Excerpted records =>
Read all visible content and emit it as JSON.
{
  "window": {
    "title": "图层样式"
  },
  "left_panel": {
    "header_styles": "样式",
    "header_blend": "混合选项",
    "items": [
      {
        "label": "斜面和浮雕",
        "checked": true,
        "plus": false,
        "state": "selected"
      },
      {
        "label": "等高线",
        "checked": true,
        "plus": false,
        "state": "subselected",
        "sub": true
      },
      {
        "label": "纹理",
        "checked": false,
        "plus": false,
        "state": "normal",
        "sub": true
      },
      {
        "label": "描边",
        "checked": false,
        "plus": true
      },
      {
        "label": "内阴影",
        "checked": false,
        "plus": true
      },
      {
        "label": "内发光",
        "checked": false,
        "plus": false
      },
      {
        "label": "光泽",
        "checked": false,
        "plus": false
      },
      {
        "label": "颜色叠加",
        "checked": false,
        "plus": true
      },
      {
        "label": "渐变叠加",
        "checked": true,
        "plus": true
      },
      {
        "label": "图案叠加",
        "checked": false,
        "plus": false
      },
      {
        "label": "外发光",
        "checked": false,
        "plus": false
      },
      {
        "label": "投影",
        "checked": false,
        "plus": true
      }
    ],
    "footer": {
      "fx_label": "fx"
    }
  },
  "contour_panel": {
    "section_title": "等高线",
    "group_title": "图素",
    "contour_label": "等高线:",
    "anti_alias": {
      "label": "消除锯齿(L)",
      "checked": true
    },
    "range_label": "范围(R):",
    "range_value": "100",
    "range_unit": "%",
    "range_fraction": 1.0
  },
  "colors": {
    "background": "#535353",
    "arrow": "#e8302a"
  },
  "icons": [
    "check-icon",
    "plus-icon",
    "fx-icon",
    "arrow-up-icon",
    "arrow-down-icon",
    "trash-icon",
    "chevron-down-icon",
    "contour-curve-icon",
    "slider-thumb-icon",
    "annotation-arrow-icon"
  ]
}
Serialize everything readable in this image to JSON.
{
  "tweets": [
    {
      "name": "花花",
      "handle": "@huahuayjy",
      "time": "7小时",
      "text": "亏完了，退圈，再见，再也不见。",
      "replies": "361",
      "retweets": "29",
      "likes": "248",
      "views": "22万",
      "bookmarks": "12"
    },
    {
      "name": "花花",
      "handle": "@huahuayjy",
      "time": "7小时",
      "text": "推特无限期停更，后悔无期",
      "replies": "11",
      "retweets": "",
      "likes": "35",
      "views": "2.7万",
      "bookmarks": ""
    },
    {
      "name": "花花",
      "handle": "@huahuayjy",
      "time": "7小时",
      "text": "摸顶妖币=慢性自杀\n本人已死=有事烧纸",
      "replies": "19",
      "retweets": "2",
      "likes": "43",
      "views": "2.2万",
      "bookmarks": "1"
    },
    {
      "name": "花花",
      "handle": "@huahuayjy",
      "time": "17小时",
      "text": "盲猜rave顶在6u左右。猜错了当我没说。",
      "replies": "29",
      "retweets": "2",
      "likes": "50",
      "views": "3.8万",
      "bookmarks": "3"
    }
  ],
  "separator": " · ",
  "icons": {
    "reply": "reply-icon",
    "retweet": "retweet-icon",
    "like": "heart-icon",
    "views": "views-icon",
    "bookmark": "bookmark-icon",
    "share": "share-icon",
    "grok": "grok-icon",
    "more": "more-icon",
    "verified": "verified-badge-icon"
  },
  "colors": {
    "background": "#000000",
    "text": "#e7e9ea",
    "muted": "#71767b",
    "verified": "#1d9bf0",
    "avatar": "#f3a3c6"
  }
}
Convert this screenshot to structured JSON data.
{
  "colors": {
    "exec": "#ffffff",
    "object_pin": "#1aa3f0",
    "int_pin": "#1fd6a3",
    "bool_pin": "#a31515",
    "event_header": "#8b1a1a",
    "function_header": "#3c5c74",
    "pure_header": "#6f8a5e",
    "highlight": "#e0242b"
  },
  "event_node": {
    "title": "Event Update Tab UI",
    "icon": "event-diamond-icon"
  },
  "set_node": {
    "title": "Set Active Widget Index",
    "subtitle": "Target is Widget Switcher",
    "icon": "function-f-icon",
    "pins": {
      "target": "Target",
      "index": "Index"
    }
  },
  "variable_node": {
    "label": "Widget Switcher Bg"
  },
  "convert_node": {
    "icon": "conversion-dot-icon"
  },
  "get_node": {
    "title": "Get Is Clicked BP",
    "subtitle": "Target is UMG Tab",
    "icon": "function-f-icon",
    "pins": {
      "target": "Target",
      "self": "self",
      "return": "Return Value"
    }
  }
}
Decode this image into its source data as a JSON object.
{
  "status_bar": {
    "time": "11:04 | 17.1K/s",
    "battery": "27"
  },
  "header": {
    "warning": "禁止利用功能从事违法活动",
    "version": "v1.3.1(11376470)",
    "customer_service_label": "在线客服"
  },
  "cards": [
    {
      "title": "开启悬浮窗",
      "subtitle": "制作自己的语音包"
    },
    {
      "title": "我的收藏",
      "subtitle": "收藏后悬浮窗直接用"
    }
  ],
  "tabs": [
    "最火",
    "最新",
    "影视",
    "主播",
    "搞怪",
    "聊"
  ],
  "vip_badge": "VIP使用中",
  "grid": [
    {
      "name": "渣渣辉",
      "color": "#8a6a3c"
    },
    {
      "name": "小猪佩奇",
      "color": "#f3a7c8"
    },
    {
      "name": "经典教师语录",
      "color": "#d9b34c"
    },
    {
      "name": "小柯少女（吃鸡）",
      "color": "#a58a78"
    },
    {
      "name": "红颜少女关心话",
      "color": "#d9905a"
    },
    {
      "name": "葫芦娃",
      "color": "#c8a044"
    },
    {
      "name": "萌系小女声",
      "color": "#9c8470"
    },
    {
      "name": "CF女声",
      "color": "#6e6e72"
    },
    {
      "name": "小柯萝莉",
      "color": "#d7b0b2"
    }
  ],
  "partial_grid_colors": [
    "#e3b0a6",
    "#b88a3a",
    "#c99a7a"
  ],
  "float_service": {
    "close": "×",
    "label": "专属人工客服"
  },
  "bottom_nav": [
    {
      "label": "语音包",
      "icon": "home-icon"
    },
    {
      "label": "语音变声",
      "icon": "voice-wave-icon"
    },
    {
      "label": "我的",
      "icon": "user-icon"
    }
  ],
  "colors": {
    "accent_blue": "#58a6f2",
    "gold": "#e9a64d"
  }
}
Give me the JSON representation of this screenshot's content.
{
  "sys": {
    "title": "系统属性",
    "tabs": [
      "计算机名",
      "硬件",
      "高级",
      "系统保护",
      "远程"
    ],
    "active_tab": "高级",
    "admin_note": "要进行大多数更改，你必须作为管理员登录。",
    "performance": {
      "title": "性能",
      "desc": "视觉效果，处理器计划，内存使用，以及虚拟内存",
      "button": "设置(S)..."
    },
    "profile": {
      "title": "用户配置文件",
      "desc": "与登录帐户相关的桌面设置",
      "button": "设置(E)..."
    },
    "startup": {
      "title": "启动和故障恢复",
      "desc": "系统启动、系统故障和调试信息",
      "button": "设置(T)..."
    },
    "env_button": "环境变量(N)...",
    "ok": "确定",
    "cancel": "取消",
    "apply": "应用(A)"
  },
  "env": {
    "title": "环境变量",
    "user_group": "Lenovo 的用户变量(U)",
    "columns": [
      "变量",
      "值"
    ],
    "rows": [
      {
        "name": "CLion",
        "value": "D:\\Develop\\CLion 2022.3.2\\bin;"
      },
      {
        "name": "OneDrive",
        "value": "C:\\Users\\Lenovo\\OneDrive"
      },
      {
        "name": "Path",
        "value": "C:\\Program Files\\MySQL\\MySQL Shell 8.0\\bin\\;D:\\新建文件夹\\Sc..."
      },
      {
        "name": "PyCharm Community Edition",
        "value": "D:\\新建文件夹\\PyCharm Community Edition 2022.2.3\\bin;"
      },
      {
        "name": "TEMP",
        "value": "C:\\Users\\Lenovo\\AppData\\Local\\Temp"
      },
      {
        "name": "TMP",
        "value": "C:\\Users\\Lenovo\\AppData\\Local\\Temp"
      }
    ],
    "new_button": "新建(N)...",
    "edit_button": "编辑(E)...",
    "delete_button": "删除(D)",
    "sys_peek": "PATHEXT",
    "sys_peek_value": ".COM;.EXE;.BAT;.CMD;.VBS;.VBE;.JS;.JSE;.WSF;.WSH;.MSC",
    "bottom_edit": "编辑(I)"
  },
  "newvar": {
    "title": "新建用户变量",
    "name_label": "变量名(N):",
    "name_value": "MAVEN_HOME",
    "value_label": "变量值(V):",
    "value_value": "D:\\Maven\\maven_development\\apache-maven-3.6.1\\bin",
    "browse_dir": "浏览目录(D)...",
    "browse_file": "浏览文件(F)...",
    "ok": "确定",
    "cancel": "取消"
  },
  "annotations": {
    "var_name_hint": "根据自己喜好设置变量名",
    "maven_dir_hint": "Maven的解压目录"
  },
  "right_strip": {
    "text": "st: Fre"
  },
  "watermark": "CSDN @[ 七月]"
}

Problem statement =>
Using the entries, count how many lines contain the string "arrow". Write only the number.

Response for this exercise =>
4